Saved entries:
·····
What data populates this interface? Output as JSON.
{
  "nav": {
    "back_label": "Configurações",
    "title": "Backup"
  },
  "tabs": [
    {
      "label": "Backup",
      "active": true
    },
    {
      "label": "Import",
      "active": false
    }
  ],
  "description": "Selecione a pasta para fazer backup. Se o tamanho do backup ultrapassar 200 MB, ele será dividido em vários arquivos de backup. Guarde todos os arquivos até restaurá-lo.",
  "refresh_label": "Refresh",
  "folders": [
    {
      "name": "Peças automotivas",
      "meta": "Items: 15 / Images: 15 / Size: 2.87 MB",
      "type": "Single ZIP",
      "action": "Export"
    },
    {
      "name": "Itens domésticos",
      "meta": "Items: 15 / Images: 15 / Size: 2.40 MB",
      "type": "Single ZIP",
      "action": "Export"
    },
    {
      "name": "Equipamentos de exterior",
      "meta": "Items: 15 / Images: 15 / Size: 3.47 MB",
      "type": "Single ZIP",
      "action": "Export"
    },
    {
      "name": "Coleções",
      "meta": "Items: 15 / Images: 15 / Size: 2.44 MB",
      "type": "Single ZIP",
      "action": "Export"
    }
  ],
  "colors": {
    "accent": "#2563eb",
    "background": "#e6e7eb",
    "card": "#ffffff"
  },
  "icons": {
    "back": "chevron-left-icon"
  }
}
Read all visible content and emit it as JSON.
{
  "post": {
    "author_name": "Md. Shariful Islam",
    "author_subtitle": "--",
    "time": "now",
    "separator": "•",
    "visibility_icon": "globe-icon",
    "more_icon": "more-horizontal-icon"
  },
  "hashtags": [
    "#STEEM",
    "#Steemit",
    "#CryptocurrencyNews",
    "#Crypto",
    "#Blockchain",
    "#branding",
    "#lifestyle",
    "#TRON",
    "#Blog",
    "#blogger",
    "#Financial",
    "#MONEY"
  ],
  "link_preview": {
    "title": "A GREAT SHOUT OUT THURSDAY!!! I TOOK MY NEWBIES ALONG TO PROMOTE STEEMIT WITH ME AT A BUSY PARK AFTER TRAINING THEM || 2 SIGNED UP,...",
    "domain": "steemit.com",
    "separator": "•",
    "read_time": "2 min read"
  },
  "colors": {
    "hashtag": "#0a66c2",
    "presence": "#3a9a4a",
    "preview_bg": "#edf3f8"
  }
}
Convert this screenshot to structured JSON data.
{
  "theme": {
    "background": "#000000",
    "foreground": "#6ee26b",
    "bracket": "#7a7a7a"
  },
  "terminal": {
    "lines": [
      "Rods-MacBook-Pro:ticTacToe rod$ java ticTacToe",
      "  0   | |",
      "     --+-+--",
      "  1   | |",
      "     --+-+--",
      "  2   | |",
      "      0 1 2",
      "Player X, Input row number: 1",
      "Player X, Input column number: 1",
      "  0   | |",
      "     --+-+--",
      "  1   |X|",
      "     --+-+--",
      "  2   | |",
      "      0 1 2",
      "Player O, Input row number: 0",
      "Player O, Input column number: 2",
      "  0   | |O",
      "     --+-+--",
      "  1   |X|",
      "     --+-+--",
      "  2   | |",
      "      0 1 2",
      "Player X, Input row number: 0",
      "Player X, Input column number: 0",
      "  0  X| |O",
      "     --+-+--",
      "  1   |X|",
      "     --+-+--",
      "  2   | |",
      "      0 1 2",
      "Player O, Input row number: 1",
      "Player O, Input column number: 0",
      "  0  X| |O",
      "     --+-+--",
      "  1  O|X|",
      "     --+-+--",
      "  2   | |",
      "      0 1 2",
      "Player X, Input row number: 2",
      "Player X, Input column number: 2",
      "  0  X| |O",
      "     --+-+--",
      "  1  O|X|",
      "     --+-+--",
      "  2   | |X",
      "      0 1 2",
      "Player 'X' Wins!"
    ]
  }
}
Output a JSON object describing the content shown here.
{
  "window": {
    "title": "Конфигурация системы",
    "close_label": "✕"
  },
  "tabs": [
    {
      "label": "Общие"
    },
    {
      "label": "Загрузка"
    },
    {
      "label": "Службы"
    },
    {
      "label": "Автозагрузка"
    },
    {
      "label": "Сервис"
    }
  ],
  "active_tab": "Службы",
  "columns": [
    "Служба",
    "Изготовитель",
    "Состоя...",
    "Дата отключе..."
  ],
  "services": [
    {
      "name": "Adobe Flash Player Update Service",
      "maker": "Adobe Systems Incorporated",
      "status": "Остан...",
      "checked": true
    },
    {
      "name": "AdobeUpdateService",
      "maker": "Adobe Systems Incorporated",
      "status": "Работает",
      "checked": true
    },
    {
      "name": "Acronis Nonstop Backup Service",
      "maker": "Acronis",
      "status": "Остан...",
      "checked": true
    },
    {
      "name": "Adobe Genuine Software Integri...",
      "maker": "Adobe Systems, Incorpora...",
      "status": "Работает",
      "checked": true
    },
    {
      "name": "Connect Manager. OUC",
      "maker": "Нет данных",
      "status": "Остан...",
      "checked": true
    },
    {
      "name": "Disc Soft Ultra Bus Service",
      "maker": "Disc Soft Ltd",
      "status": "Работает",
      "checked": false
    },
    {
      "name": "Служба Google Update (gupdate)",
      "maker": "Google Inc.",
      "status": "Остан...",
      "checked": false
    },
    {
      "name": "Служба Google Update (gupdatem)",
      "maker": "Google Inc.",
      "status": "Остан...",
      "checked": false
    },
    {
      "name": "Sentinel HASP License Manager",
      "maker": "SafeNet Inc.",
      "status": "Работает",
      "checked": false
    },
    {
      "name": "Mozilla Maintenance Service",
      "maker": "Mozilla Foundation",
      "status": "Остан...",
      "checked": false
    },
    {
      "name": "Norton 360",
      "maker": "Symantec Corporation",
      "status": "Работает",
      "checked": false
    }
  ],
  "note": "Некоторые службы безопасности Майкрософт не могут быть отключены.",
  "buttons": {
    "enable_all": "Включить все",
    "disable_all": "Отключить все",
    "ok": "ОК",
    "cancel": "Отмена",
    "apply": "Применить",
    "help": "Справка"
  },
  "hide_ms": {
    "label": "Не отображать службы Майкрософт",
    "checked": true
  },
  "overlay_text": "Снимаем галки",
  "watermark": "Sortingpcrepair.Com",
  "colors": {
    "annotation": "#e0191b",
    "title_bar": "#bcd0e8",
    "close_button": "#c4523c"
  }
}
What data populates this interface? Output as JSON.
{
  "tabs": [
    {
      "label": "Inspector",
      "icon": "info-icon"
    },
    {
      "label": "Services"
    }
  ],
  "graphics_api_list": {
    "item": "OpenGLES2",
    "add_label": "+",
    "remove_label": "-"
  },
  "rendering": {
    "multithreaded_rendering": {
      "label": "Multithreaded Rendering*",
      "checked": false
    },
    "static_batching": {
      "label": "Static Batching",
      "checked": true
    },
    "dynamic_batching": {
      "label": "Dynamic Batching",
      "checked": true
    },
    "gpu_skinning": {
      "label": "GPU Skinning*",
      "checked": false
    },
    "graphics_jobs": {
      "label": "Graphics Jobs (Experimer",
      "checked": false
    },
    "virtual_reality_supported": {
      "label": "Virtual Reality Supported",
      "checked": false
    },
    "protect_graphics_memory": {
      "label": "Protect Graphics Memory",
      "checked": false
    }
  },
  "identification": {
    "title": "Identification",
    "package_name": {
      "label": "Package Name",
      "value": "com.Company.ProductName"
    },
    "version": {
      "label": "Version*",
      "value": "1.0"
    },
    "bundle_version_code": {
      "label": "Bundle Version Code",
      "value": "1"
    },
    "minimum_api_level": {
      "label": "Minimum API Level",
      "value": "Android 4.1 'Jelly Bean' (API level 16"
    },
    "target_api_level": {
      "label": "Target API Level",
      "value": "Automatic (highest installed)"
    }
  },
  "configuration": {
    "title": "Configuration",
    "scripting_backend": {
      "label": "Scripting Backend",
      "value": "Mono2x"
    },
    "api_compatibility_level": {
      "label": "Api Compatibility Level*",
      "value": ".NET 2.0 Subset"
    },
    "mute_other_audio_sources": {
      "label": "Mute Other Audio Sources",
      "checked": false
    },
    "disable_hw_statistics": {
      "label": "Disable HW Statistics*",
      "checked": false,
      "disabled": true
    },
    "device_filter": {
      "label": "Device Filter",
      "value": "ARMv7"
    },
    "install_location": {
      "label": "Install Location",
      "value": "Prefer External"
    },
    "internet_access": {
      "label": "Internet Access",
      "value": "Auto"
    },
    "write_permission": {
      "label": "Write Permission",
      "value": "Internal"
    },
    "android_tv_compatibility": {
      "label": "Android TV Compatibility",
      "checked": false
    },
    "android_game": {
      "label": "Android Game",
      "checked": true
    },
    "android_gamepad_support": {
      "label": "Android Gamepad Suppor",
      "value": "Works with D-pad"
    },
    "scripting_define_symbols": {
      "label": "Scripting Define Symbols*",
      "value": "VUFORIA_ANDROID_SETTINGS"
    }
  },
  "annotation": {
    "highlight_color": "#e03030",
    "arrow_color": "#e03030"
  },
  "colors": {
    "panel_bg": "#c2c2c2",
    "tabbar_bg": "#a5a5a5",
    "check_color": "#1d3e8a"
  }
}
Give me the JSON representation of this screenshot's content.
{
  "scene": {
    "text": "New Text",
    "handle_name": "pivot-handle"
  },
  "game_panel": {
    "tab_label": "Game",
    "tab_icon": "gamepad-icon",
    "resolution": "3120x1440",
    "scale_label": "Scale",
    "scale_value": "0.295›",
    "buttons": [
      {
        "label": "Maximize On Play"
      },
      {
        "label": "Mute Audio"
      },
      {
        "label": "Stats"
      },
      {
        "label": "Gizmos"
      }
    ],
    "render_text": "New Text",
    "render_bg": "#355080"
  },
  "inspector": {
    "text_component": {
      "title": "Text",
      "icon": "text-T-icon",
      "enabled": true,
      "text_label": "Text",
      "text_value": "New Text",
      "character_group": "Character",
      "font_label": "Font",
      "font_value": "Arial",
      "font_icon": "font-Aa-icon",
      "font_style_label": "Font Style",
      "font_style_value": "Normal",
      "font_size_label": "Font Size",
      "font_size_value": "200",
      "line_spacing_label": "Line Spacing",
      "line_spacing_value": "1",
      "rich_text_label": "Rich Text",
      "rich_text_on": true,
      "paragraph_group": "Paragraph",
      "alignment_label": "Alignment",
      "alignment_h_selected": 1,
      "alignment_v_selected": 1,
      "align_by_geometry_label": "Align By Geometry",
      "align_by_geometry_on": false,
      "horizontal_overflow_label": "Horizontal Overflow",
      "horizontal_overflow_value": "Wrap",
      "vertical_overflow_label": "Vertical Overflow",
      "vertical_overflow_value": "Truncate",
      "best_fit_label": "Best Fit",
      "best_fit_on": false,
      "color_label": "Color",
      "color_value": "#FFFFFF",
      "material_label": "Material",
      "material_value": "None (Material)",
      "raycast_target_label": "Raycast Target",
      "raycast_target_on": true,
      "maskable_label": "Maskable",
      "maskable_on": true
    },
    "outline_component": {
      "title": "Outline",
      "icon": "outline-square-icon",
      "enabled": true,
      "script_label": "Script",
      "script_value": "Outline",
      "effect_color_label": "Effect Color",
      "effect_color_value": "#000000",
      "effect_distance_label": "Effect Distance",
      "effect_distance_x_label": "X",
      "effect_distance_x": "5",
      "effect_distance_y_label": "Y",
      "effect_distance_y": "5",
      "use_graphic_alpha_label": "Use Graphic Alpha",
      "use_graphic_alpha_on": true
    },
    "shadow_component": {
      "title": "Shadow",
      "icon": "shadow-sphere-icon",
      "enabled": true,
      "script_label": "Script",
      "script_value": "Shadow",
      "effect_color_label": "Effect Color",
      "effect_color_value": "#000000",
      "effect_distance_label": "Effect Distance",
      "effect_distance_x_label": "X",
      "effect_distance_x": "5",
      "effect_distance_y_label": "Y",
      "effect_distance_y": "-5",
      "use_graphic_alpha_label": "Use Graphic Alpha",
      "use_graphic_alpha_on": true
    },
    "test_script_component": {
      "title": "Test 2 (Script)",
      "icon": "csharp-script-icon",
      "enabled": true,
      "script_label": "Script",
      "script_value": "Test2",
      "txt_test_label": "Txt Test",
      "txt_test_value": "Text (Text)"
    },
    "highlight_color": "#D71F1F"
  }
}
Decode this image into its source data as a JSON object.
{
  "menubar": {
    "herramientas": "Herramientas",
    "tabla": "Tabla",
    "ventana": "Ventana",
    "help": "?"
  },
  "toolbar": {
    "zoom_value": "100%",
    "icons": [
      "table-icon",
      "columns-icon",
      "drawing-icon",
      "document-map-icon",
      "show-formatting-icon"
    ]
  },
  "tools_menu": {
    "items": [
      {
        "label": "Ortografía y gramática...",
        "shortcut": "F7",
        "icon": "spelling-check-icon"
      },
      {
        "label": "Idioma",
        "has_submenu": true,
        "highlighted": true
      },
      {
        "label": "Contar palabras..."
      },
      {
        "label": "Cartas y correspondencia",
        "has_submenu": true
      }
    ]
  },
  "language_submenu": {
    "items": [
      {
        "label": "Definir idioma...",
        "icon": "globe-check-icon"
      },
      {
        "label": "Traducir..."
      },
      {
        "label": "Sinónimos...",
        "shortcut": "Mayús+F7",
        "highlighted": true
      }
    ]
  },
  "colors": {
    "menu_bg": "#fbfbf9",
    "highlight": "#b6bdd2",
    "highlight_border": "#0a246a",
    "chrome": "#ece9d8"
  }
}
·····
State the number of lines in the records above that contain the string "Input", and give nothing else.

10